Preprint Article Version 1 Preserved in Portico This version is not peer-reviewed

HIOP-Reader: Automated Data Extraction for the Analysis of Manually Recorded Nycthemeral IOPs and Glaucoma Progression

Version 1 : Received: 21 June 2021 / Approved: 23 June 2021 / Online: 23 June 2021 (11:13:08 CEST)
Version 2 : Received: 30 June 2021 / Approved: 1 July 2021 / Online: 1 July 2021 (11:08:41 CEST)

How to cite: Agorastou, V.; Schoen, J.; Verma-Fuehring, R.; Dakroub, M.; Hillenkamp, J.; Puppe, F.; Loewen, N.A. HIOP-Reader: Automated Data Extraction for the Analysis of Manually Recorded Nycthemeral IOPs and Glaucoma Progression. Preprints 2021, 2021060571 (doi: 10.20944/preprints202106.0571.v1). Agorastou, V.; Schoen, J.; Verma-Fuehring, R.; Dakroub, M.; Hillenkamp, J.; Puppe, F.; Loewen, N.A. HIOP-Reader: Automated Data Extraction for the Analysis of Manually Recorded Nycthemeral IOPs and Glaucoma Progression. Preprints 2021, 2021060571 (doi: 10.20944/preprints202106.0571.v1).

Abstract

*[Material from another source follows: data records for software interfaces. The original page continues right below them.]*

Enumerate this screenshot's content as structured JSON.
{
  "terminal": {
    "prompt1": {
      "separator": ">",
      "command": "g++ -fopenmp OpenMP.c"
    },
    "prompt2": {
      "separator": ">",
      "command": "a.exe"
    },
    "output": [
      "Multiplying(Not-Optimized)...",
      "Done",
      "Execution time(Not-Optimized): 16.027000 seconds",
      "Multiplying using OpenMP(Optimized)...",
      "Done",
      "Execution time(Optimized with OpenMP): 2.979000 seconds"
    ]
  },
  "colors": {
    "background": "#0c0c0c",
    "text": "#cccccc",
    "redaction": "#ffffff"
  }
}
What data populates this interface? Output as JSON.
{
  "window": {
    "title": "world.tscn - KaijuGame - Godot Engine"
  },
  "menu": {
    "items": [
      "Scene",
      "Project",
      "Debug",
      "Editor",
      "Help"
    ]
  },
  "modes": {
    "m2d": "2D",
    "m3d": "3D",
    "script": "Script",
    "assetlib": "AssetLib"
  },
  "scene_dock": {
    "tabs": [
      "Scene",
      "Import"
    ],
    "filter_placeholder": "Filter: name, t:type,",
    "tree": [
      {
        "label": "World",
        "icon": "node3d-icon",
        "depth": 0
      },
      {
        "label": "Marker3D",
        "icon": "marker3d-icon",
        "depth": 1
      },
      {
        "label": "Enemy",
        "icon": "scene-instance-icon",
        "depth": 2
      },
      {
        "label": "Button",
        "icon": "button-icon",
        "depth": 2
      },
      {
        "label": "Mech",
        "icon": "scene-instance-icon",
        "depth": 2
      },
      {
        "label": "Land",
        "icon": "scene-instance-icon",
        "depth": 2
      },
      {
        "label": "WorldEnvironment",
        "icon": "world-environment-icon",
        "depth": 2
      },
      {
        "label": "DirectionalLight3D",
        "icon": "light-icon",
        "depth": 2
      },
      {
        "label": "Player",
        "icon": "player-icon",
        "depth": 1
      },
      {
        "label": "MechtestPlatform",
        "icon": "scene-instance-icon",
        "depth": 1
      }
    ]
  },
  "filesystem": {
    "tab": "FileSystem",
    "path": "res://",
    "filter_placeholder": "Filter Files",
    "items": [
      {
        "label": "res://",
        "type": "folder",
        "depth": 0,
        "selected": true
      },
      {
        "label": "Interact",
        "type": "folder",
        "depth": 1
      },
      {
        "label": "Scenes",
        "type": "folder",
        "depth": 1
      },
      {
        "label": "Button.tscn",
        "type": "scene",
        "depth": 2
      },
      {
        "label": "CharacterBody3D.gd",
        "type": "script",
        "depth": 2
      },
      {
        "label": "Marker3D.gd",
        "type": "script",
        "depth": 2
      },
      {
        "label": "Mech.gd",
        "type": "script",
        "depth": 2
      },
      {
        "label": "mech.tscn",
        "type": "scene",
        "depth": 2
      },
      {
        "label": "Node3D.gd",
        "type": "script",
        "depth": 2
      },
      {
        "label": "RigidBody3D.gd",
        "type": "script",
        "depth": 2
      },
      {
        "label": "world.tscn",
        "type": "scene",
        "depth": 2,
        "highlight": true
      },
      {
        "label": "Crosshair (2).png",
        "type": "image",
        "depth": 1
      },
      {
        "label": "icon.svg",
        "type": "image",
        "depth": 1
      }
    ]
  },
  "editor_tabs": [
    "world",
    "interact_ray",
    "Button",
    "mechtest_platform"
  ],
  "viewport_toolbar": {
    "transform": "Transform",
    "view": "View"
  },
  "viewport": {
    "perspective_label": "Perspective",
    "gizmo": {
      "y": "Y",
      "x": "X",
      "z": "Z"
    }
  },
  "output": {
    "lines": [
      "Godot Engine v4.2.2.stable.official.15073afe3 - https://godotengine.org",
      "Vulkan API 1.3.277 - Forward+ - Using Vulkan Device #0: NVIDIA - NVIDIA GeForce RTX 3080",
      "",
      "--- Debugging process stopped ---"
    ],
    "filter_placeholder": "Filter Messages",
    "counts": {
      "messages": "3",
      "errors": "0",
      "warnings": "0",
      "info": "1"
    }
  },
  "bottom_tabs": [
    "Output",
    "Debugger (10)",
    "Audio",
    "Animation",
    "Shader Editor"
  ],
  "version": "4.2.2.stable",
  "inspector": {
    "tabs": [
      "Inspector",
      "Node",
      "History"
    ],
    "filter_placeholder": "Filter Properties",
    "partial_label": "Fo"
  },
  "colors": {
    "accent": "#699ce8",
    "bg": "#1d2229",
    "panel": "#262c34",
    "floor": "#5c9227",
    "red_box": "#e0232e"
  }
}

Purpose: Nycthemeral (24-hour) glaucoma inpatient intraocular pressure (IOP) monitoring has been used in Europe for more than 100 years to detect peaks missed during regular office hours. Data supporting this practice is lacking, partially because it is difficult to correlate manually drawn IOP curves to objective glaucoma progression. To address this, we deployed automated IOP data extraction tools and tested for a correlation to a progressive retinal nerve fiber layer loss on spectral-domain optical coherence tomography (SDOCT). Methods: We created and deployed a machine-learning image analysis software to extract IOP data from hand-drawn, nycthemeral IOP curves of 225 retrospectively identified glaucoma patients. The relationship between demographic parameters, IOP and mean ocular perfusion pressure (MOPP) data to SDOCT data was analyzed. Sensitivities and specificities for the historical cut-off values of 15 mmHg and 22 mmHg in detecting glaucoma progression were calculated. Results: IOP data could be extracted efficiently. The IOP average was 15.2±4.0 mmHg, nycthemeral IOP variation was 6.9±4.2 mmHg, and MOPP was 59.1±8.9 mmHg. Peak IOP occurred at 10 AM and trough at 9 PM. Disease progression occurred mainly in the temporal-superior and -inferior SDOCT sectors. No correlation could be established between demographic, IOP, or MOPP parameters and SDOCT disease progression. The sensitivity and specificity of both cut-off points (15 and 22 mmHg) were insufficient to be clinically useful. Outpatient IOPs were non-inferior to nycthemeral IOPs. Conclusion: IOP data obtained during a single visit make for a poor diagnostic tool, no matter whether obtained using nycthemeral measurements or during outpatient hours.

Keywords

glaucoma progression; nycthemeral intraocular pressure; mean ocular perfusion pressure

Comments (0)

We encourage comments and feedback from a broad range of readers. See criteria for comments and our diversity statement.

Leave a public comment
Send a private comment to the author(s)
Views 0
Downloads 0
Comments 0
Metrics 0


×
Alerts
Notify me about updates to this article or when a peer-reviewed version is published.
We use cookies on our website to ensure you get the best experience.
Read more about our cookies here.